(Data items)
********

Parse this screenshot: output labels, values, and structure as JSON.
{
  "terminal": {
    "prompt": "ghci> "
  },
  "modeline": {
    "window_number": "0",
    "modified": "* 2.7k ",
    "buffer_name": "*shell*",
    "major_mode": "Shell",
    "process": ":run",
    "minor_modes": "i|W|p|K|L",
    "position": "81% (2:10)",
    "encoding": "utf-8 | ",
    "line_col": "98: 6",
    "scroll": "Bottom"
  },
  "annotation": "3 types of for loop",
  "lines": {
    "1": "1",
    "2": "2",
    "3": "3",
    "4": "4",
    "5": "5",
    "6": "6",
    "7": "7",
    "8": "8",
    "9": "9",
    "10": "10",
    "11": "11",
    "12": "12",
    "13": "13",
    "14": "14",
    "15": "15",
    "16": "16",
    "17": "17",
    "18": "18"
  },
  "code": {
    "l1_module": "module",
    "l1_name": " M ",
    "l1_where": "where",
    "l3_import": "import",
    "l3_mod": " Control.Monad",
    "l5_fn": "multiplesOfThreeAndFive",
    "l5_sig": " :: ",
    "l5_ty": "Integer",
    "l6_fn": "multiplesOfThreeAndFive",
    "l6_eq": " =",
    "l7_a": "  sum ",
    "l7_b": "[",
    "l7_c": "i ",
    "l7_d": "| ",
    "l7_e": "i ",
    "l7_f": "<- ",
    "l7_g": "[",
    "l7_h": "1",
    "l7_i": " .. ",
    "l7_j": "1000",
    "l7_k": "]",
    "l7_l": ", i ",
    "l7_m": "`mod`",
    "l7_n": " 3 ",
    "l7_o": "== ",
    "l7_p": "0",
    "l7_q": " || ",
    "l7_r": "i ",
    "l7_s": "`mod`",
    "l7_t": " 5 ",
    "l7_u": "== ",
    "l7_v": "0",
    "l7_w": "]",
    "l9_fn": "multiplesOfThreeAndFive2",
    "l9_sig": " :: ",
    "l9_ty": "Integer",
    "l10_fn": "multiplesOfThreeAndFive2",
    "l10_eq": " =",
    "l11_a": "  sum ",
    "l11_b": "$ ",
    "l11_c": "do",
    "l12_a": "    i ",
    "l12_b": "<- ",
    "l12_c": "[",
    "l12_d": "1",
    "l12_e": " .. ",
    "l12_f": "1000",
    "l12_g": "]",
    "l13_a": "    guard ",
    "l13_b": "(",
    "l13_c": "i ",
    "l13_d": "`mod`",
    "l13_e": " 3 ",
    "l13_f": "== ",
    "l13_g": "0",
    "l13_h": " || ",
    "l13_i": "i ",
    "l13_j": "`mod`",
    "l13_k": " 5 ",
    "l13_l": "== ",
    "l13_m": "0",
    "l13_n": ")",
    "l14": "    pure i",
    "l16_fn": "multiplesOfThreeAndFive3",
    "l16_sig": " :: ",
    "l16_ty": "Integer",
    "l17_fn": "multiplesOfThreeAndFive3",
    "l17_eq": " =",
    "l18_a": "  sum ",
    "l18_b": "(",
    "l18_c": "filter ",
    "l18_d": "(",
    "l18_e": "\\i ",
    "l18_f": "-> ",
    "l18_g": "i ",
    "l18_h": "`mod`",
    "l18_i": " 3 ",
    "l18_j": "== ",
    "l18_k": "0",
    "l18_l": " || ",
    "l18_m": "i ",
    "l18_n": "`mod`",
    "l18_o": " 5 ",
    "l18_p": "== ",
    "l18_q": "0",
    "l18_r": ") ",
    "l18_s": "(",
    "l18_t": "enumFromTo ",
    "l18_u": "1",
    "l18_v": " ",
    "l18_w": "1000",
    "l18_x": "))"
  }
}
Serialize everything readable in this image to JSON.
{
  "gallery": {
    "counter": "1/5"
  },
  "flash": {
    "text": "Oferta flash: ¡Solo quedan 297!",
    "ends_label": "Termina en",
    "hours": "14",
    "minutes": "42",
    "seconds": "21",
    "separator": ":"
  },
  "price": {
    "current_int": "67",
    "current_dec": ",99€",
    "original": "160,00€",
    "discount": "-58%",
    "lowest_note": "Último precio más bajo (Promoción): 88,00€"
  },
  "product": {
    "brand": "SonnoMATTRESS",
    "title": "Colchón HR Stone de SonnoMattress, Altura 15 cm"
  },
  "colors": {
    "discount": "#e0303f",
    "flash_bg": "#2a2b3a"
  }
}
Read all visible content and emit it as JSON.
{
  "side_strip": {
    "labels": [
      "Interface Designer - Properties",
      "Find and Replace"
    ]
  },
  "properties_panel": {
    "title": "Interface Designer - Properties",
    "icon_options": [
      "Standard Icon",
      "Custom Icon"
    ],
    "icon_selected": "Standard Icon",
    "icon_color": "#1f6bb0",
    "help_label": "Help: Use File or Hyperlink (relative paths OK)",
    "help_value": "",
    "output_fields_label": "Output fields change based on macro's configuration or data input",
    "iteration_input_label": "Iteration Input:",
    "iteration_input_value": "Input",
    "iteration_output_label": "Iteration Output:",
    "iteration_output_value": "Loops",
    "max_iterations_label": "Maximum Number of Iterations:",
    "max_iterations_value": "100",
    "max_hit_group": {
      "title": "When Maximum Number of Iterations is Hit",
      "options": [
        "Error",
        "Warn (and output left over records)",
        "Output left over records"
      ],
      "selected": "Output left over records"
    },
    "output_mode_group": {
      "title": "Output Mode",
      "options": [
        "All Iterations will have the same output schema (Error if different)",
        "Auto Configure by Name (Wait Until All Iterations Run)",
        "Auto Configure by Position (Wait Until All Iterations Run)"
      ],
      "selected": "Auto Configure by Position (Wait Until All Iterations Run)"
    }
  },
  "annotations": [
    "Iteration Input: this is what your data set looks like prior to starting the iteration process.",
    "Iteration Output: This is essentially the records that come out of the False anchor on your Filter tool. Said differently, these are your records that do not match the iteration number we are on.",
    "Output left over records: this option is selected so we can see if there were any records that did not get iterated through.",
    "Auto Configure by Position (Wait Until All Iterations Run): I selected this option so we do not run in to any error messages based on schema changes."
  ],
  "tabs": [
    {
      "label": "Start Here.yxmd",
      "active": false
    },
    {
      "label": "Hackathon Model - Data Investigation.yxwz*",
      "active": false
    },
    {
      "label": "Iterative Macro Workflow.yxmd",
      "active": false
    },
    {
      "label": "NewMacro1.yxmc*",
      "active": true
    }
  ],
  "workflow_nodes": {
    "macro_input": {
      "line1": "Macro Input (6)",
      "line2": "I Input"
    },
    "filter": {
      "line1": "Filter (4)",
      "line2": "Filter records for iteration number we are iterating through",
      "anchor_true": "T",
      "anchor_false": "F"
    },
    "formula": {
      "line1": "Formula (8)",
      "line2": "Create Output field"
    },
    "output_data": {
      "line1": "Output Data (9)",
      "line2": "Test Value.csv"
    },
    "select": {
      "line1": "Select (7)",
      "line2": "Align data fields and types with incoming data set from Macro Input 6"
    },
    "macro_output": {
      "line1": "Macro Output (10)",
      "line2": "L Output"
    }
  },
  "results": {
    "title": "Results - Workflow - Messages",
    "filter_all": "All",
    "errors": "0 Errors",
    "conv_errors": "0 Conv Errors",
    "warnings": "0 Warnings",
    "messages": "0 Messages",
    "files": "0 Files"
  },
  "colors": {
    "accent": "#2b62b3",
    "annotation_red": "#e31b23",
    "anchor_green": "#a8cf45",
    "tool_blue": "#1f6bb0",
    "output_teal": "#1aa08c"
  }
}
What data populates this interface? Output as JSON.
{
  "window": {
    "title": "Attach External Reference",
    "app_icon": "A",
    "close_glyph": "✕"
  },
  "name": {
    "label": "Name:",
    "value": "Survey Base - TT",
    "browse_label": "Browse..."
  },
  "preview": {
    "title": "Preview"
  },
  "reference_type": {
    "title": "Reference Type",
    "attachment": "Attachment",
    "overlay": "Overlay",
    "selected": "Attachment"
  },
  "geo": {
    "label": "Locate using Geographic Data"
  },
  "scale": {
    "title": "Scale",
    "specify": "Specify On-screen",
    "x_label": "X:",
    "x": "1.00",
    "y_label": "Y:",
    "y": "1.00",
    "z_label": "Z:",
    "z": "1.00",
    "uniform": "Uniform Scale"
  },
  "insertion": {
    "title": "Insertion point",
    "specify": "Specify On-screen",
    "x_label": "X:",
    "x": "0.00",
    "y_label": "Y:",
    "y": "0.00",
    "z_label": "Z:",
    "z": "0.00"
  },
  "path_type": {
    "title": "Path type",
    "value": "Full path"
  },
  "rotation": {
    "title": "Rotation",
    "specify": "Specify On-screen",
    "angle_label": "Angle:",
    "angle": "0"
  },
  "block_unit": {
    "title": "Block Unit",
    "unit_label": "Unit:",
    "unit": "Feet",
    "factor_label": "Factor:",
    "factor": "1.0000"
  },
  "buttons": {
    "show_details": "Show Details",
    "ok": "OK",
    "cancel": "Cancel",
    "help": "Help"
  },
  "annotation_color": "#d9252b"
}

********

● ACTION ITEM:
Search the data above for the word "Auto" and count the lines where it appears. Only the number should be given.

● RESPONSE TO THIS TASK:
4